Developing a set of national housing standards outside of the Building Regulations would cause confusion

Paul Everall

For many years I have believed in a fairly simple distinction: planning (or development control) exists to decide on suitable locations for buildings and ensure their aesthetic features are environmentally acceptable; and all the technical requirements needed for buildings should be covered in Building Regulations.

In recent years I have been concerned about the growing tendency of local authorities to try and impose additional requirements over and above those in the Building Regulations through the planning system, in particular in relation to energy. Following the report produced by Sir John Harman and his team, I therefore welcomed the decision of the government to set up a review of all the standards being applied to new housing – although I was concerned when I saw the terms of reference referred to “ a radical and fundamental review of the Building Regulations”, the last thing I thought we needed in the economic circumstances we were in last year. I was also intrigued by the setting up a four-person “Challenge Panel”, a concept I had not come across before.

And now the review has been published, including the views of the panel, and a consultation paper issued. In the event I need not have been so concerned, because both the panel and the individual working groups have come down firmly in favour of the Building Regulations being the core repository of technical standards for the construction industry.

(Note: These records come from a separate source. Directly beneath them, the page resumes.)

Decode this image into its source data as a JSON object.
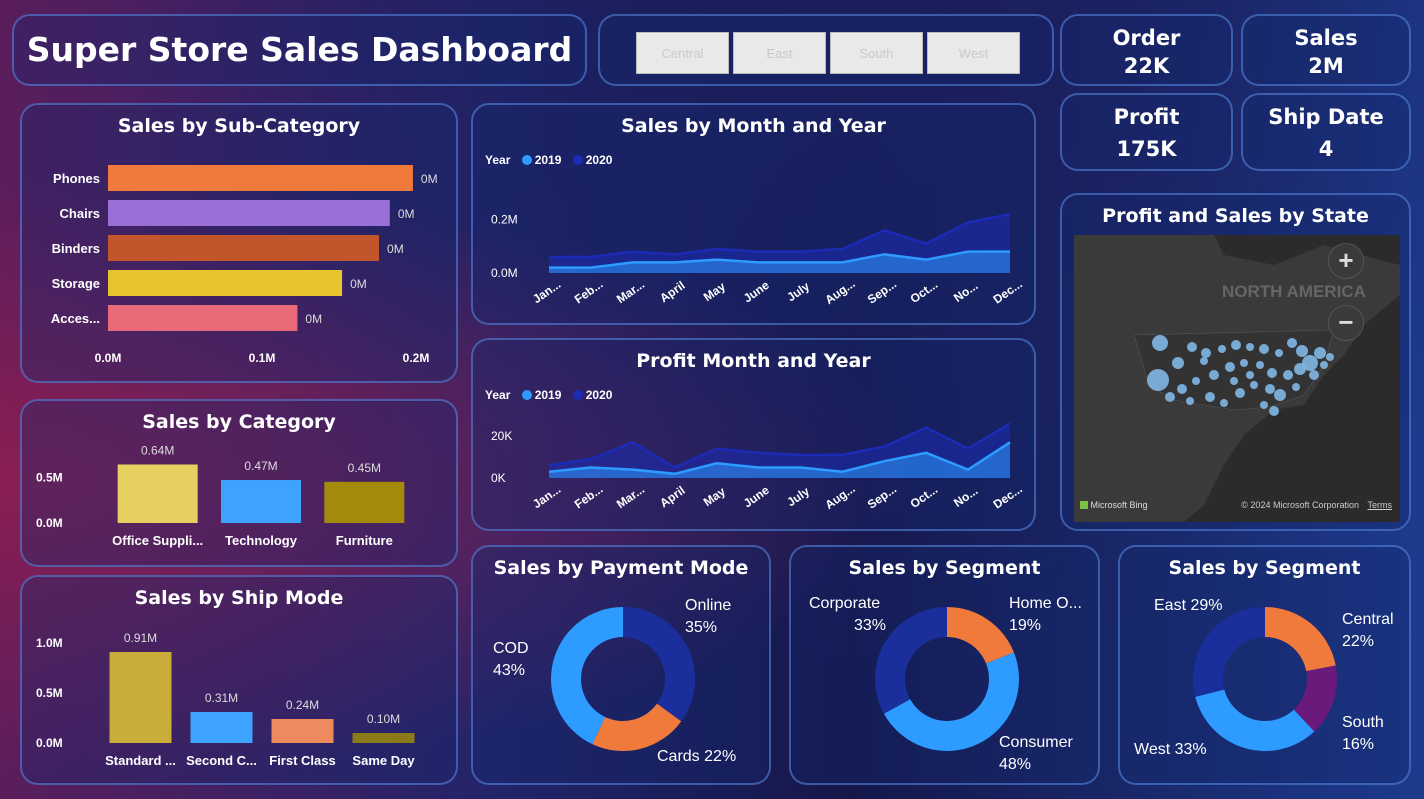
{
  "title": "Super Store Sales Dashboard",
  "slicers": [
    "Central",
    "East",
    "South",
    "West"
  ],
  "kpis": {
    "order": {
      "label": "Order",
      "value": "22K"
    },
    "sales": {
      "label": "Sales",
      "value": "2M"
    },
    "profit": {
      "label": "Profit",
      "value": "175K"
    },
    "ship": {
      "label": "Ship Date",
      "value": "4"
    }
  },
  "subcategory": {
    "title": "Sales by Sub-Category",
    "chart_data": {
      "type": "bar",
      "orientation": "horizontal",
      "categories": [
        "Phones",
        "Chairs",
        "Binders",
        "Storage",
        "Acces..."
      ],
      "values": [
        0.198,
        0.183,
        0.176,
        0.152,
        0.123
      ],
      "data_labels": [
        "0M",
        "0M",
        "0M",
        "0M",
        "0M"
      ],
      "colors": [
        "#f07a3c",
        "#9a6fd6",
        "#c2562a",
        "#e8c52e",
        "#e86a78"
      ],
      "xlim": [
        0,
        0.2
      ],
      "xticks": [
        "0.0M",
        "0.1M",
        "0.2M"
      ],
      "grid": false
    }
  },
  "category": {
    "title": "Sales by Category",
    "chart_data": {
      "type": "bar",
      "categories": [
        "Office Suppli...",
        "Technology",
        "Furniture"
      ],
      "values": [
        0.64,
        0.47,
        0.45
      ],
      "data_labels": [
        "0.64M",
        "0.47M",
        "0.45M"
      ],
      "colors": [
        "#e8d060",
        "#3ea3ff",
        "#a38a0a"
      ],
      "ylim": [
        0,
        0.7
      ],
      "yticks": [
        "0.0M",
        "0.5M"
      ]
    }
  },
  "shipmode": {
    "title": "Sales by Ship Mode",
    "chart_data": {
      "type": "bar",
      "categories": [
        "Standard ...",
        "Second C...",
        "First Class",
        "Same Day"
      ],
      "values": [
        0.91,
        0.31,
        0.24,
        0.1
      ],
      "data_labels": [
        "0.91M",
        "0.31M",
        "0.24M",
        "0.10M"
      ],
      "colors": [
        "#c9ac3a",
        "#3ea3ff",
        "#ef8a5e",
        "#8a7a18"
      ],
      "ylim": [
        0,
        1.1
      ],
      "yticks": [
        "0.0M",
        "0.5M",
        "1.0M"
      ]
    }
  },
  "month_sales": {
    "title": "Sales by Month and Year",
    "legend_title": "Year",
    "chart_data": {
      "type": "area",
      "x": [
        "Jan...",
        "Feb...",
        "Mar...",
        "April",
        "May",
        "June",
        "July",
        "Aug...",
        "Sep...",
        "Oct...",
        "No...",
        "Dec..."
      ],
      "series": [
        {
          "name": "2019",
          "color": "#2d9bff",
          "values": [
            0.02,
            0.02,
            0.04,
            0.04,
            0.05,
            0.04,
            0.04,
            0.04,
            0.07,
            0.05,
            0.08,
            0.08
          ]
        },
        {
          "name": "2020",
          "color": "#1b2bb5",
          "values": [
            0.06,
            0.06,
            0.08,
            0.07,
            0.09,
            0.08,
            0.08,
            0.09,
            0.16,
            0.11,
            0.19,
            0.22
          ]
        }
      ],
      "yticks": [
        "0.0M",
        "0.2M"
      ],
      "ylim": [
        0,
        0.3
      ]
    }
  },
  "month_profit": {
    "title": "Profit Month and Year",
    "legend_title": "Year",
    "chart_data": {
      "type": "area",
      "x": [
        "Jan...",
        "Feb...",
        "Mar...",
        "April",
        "May",
        "June",
        "July",
        "Aug...",
        "Sep...",
        "Oct...",
        "No...",
        "Dec..."
      ],
      "series": [
        {
          "name": "2019",
          "color": "#2d9bff",
          "values": [
            3000,
            5000,
            4000,
            2000,
            7000,
            5000,
            5000,
            3000,
            8000,
            12000,
            4000,
            17000
          ]
        },
        {
          "name": "2020",
          "color": "#1b2bb5",
          "values": [
            6000,
            9000,
            17000,
            5000,
            14000,
            12000,
            11000,
            11000,
            15000,
            24000,
            14000,
            26000
          ]
        }
      ],
      "yticks": [
        "0K",
        "20K"
      ],
      "ylim": [
        0,
        30000
      ]
    }
  },
  "map": {
    "title": "Profit and Sales by State",
    "continent_label": "NORTH AMERICA",
    "zoom_in": "+",
    "zoom_out": "−",
    "bing": "Microsoft Bing",
    "copyright": "© 2024 Microsoft Corporation",
    "terms": "Terms"
  },
  "payment": {
    "title": "Sales by Payment Mode",
    "chart_data": {
      "type": "pie",
      "labels": [
        "Online",
        "Cards",
        "COD"
      ],
      "values": [
        35,
        22,
        43
      ],
      "colors": [
        "#1b2f9c",
        "#f07a3c",
        "#2d9bff"
      ]
    },
    "labels": [
      {
        "name": "Online",
        "pct": "35%"
      },
      {
        "name": "Cards",
        "pct": "22%"
      },
      {
        "name": "COD",
        "pct": "43%"
      }
    ]
  },
  "segment": {
    "title": "Sales by Segment",
    "chart_data": {
      "type": "pie",
      "labels": [
        "Home O...",
        "Consumer",
        "Corporate"
      ],
      "values": [
        19,
        48,
        33
      ],
      "colors": [
        "#f07a3c",
        "#2d9bff",
        "#1b2f9c"
      ]
    },
    "labels": [
      {
        "name": "Home O...",
        "pct": "19%"
      },
      {
        "name": "Consumer",
        "pct": "48%"
      },
      {
        "name": "Corporate",
        "pct": "33%"
      }
    ]
  },
  "region": {
    "title": "Sales by Segment",
    "chart_data": {
      "type": "pie",
      "labels": [
        "Central",
        "South",
        "West",
        "East"
      ],
      "values": [
        22,
        16,
        33,
        29
      ],
      "colors": [
        "#f07a3c",
        "#6a1a7a",
        "#2d9bff",
        "#1b2f9c"
      ]
    },
    "labels": [
      {
        "name": "Central",
        "pct": "22%"
      },
      {
        "name": "South",
        "pct": "16%"
      },
      {
        "name": "West",
        "pct": "33%"
      },
      {
        "name": "East",
        "pct": "29%"
      }
    ]
  }
}
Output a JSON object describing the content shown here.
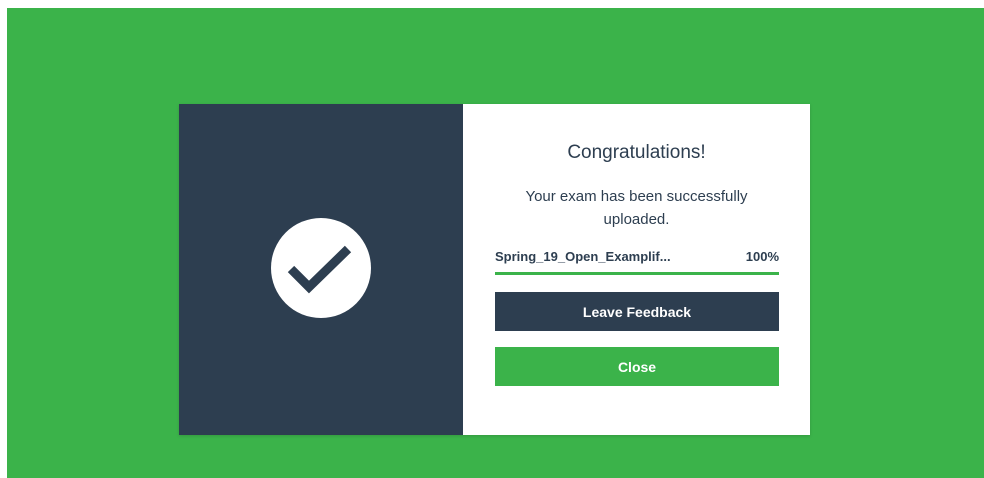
{
  "dialog": {
    "title": "Congratulations!",
    "message": "Your exam has been successfully uploaded.",
    "status_icon": "checkmark-icon",
    "upload": {
      "file_name": "Spring_19_Open_Examplif...",
      "percent_label": "100%",
      "progress": 1.0
    },
    "buttons": {
      "feedback_label": "Leave Feedback",
      "close_label": "Close"
    }
  },
  "colors": {
    "backdrop": "#3bb34a",
    "panel_dark": "#2d3e50",
    "accent_green": "#3bb34a",
    "text_dark": "#2d3e50",
    "panel_light": "#ffffff"
  }
}
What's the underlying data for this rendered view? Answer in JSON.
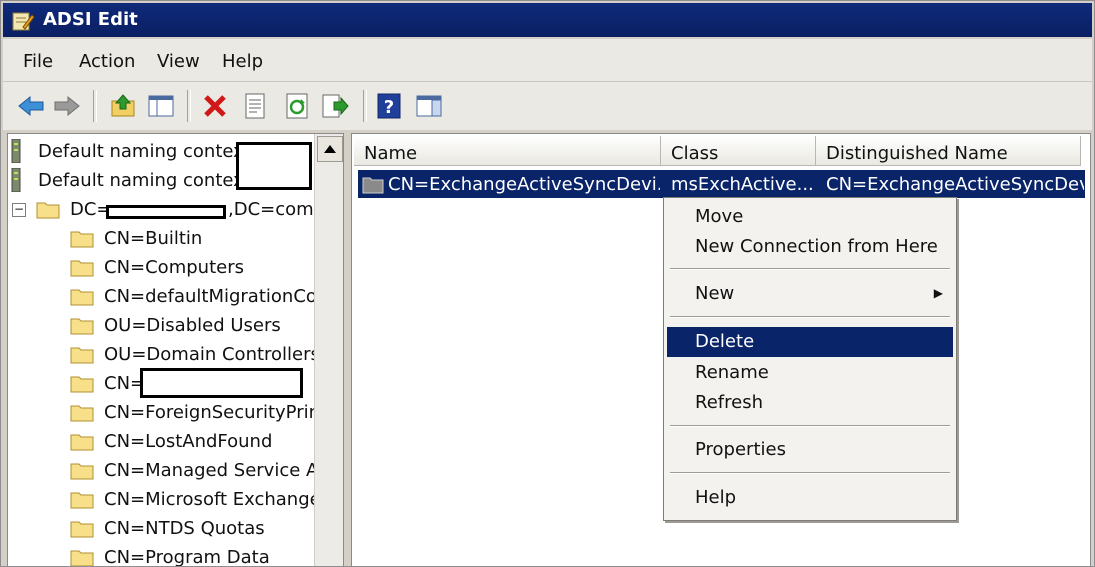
{
  "window": {
    "title": "ADSI Edit"
  },
  "menubar": {
    "items": [
      "File",
      "Action",
      "View",
      "Help"
    ]
  },
  "toolbar": {
    "buttons": [
      "back-icon",
      "forward-icon",
      "up-level-icon",
      "show-hide-tree-icon",
      "delete-icon",
      "properties-icon",
      "refresh-icon",
      "export-list-icon",
      "help-icon",
      "show-hide-action-pane-icon"
    ]
  },
  "tree": {
    "connections": [
      "Default naming context",
      "Default naming context"
    ],
    "root": {
      "prefix": "DC=",
      "suffix": ",DC=com",
      "expander": "−"
    },
    "children": [
      "CN=Builtin",
      "CN=Computers",
      "CN=defaultMigrationCont",
      "OU=Disabled Users",
      "OU=Domain Controllers",
      "CN=",
      "CN=ForeignSecurityPrinci",
      "CN=LostAndFound",
      "CN=Managed Service Acc",
      "CN=Microsoft Exchange S",
      "CN=NTDS Quotas",
      "CN=Program Data"
    ]
  },
  "list": {
    "columns": [
      "Name",
      "Class",
      "Distinguished Name"
    ],
    "rows": [
      {
        "name": "CN=ExchangeActiveSyncDevi...",
        "class": "msExchActive...",
        "dn": "CN=ExchangeActiveSyncDevic"
      }
    ]
  },
  "context_menu": {
    "items": [
      "Move",
      "New Connection from Here",
      "New",
      "Delete",
      "Rename",
      "Refresh",
      "Properties",
      "Help"
    ],
    "submenu_arrow": "▶",
    "active": "Delete"
  },
  "colors": {
    "titlebar": "#0a1f63",
    "selection": "#0a246a",
    "chrome": "#d4d0c8"
  }
}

Of course, I welcome that. The working groups have also done excellent work too in reviewing all the existing standards on particular issues, and making recommendations as to what might be needed in future. In the field of sustainability, these include not only energy and water efficiency, but also indoor air quality, condensation, air tightness, overheating, daylighting and sunlight. There is much detail here to be studied before the end of the consultation period.

My biggest initial concern from the consultation paper is how the recommendations might be implemented.

Three options are set out: integration of the standards into building regulations; developing separately a national set of housing standards, which could be adopted by councils in their local plans and implemented through conditions attached to a planning permission; and a hybrid whereby the second is a stepping stone to the first.

I am worried that developing a set of national housing standards outside the Building Regulations would lead to much confusion. In addition, the report recognises that the technical expertise in local authorities tends to rest in building control departments, and surely it makes sense for them to retain responsibility for these issues within councils. I am sure that LABC will be making that point in response to the consultation.

Paul Everall is chief executive of LABC